TECHNOLOGY VS. REIMBURSEMENT
Of New Technology
We all love new technology. So what's the problem? Getting reimbursed. Here is insight from an insider.
William L. Rich III, MD
We all love technology when it improves or simplifies our lives. But the same new advances that enhance our patients' lives can cause problems with coding and reimbursement. How can we avoid these problems? We can start by learning about new coding options and the finer points of technology assessment.
Any time you do something, you have to be able to identify it. That's coding. Then it has to be valued. Then someone has to develop a coverage policy. And finally, someone has to pay for it. These are the steps to payment.
We're all familiar with Category 1 codes, such as 66984 for cataract. These are the gold standard codes that are readily recognized and reimbursed. Category 2 codes are the performance measure codes.
The new Category 3 codes are an excellent innovation. With this alphanumeric system, anyone who is doing a study can apply electronically for a new Category 3 or new technology code. These are available three times a year. They can be used to accurately track procedures during ongoing studies. If the new technology isn't viable, it sunsets in 5 years.
Best of all, carriers may pay for Category 3 codes if there is good literature. But once you assign a new code, how do you determine its worth?
All new Category 1 codes are referred to the AMA Relative Value Update Committee (RUC). The RUC assigns work values and practice expenses for these codes. The Centers for Medicare and Medicaid Services accepts 94% of these values, and all commercial payers use this system.
Every one of the 7,500 CPT codes has a total relative value unit (RVU), and the fee for any service you perform is the total RVU of that code multiplied by a conversion factor, which can vary greatly depending on the payer. The RVUs for a membrane peel, for example, don't change, but the fee changes by the conversion factor. Most of an RVU is the work you do, about 43% represents practice expenses and a small portion is your malpractice insurance.
By a two-thirds vote, 24 doctors determine the value of your work, based on time, mental effort and judgment, technical skill and iatrogenic risk.

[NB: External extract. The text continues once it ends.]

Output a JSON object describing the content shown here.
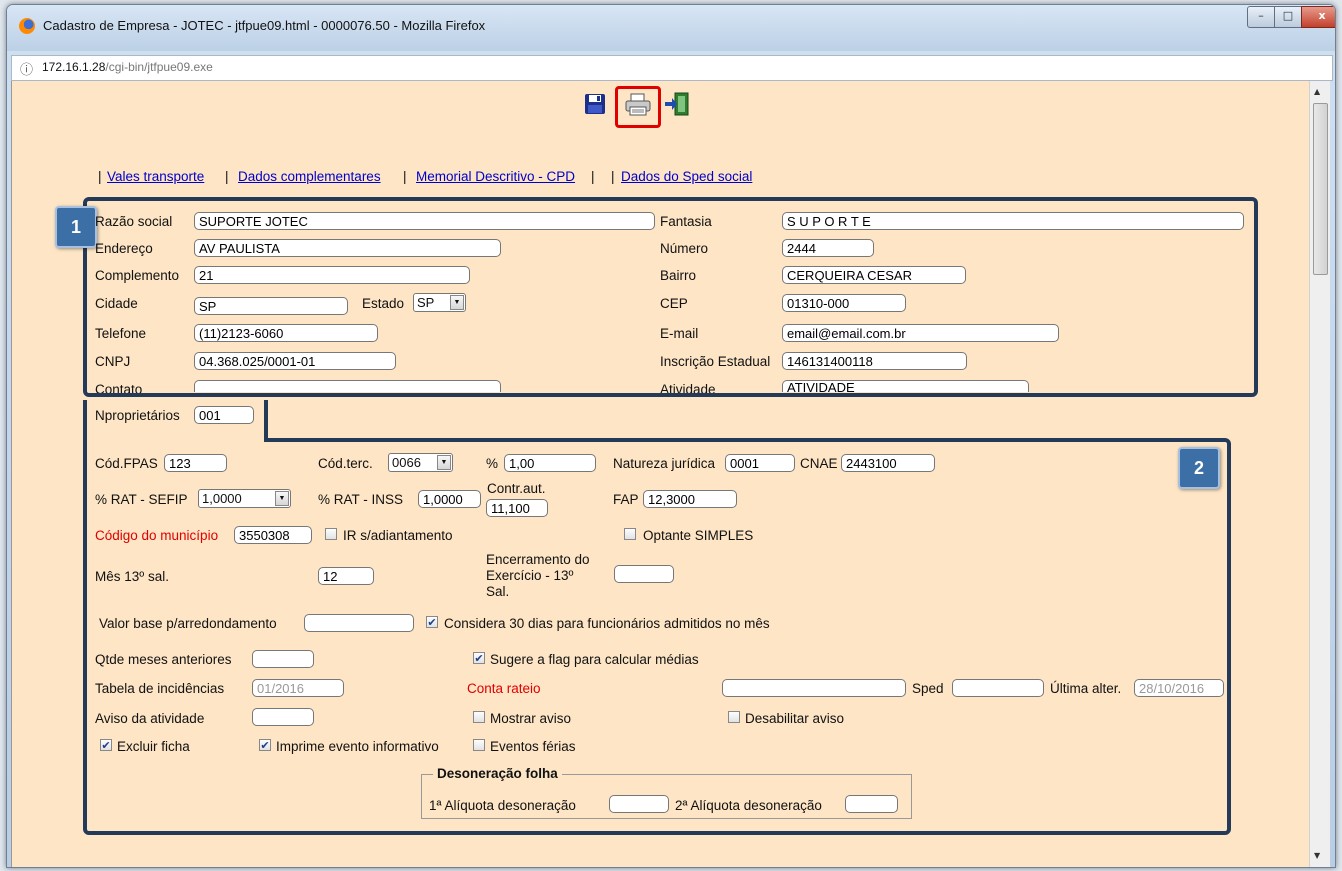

HOW CARRIERS ASSESS TECHNOLOGY
How do carriers approve Category 1 payment? Among commercial carriers, only Blue Cross and Blue Shield have an evidence-based independent technology assessment center. Most other commercial carriers adopt the Blues' technology assessment. Negative assessments may be appealed if further evidence supports the technology.

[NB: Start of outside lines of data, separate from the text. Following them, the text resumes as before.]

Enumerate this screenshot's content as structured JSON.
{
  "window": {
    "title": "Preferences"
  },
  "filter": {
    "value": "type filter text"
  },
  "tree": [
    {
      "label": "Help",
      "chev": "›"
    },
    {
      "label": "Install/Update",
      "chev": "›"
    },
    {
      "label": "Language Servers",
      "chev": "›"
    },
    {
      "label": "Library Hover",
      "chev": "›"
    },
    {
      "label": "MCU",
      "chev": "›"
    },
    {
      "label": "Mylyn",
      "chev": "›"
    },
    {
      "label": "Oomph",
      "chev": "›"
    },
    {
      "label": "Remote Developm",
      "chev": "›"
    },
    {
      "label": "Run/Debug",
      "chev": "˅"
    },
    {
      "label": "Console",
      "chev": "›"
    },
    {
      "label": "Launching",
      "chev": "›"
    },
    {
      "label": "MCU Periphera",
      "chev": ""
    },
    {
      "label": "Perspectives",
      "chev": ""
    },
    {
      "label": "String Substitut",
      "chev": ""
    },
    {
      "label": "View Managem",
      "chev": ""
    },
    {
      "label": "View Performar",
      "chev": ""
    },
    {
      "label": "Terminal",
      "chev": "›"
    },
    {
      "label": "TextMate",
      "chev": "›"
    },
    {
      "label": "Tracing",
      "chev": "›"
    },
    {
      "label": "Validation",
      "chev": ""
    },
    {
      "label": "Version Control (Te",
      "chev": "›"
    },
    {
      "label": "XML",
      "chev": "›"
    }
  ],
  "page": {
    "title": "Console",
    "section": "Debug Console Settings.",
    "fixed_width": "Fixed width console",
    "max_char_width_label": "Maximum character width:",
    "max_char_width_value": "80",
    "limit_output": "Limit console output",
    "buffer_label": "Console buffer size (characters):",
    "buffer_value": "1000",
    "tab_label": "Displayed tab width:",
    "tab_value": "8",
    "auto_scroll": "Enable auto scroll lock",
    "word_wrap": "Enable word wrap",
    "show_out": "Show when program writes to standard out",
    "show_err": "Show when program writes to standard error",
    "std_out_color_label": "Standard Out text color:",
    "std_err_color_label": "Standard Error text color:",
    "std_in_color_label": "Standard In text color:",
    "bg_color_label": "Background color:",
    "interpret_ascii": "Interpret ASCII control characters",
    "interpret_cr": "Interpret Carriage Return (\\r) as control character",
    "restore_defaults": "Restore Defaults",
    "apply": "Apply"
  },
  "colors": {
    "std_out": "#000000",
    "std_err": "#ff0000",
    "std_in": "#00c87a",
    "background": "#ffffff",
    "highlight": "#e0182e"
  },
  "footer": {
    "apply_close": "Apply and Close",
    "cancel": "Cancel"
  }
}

Public carriers, namely Medicare and Medicaid, make coverage decisions at national and state levels. National coverage, in which one decision applies across the country, would appear to be simpler. However, I frequently advise against seeking national coverage because it requires a much higher level of evidence. What's more, national coverage decisions supersede all local decisions, so failure at the national level puts an end to reimbursement at all levels.
BOUND BY THE GDP
Coverage for new technologies comes out of the entire pool of Medicare dollars for all physicians. And it's a finite pool, the growth of which is set at the country's gross domestic product (GDP).
The GDP is growing a little, and the amount of services delivered per beneficiary per year has gone up about 8.6%. Of that, there's been a 13.8% increase per year in diagnostic testing. Surgical services haven't gone up at all.
So basically, the greatest threat to the long-term financial viability of Medicare is not the aging population, but rather the growth in technology.
POWER IN ADVOCACY
Our role in this process is to understand technology assessment. As we develop good technology, we need to work with industry to advocate for it. And we need to honestly evaluate and address marginal technologies. Value-blind technology assessment leads to value-blind payment cuts, and the greatest threat to physician payment is marginal technology.
Dr. Rich is Secretary for Federal Affairs for the American Academy of Ophthalmology and chairs the American Medical Association Relative Value Update Committee. He is in private practice in Falls Church, Va.
Retinal Physician, Issue: October 2004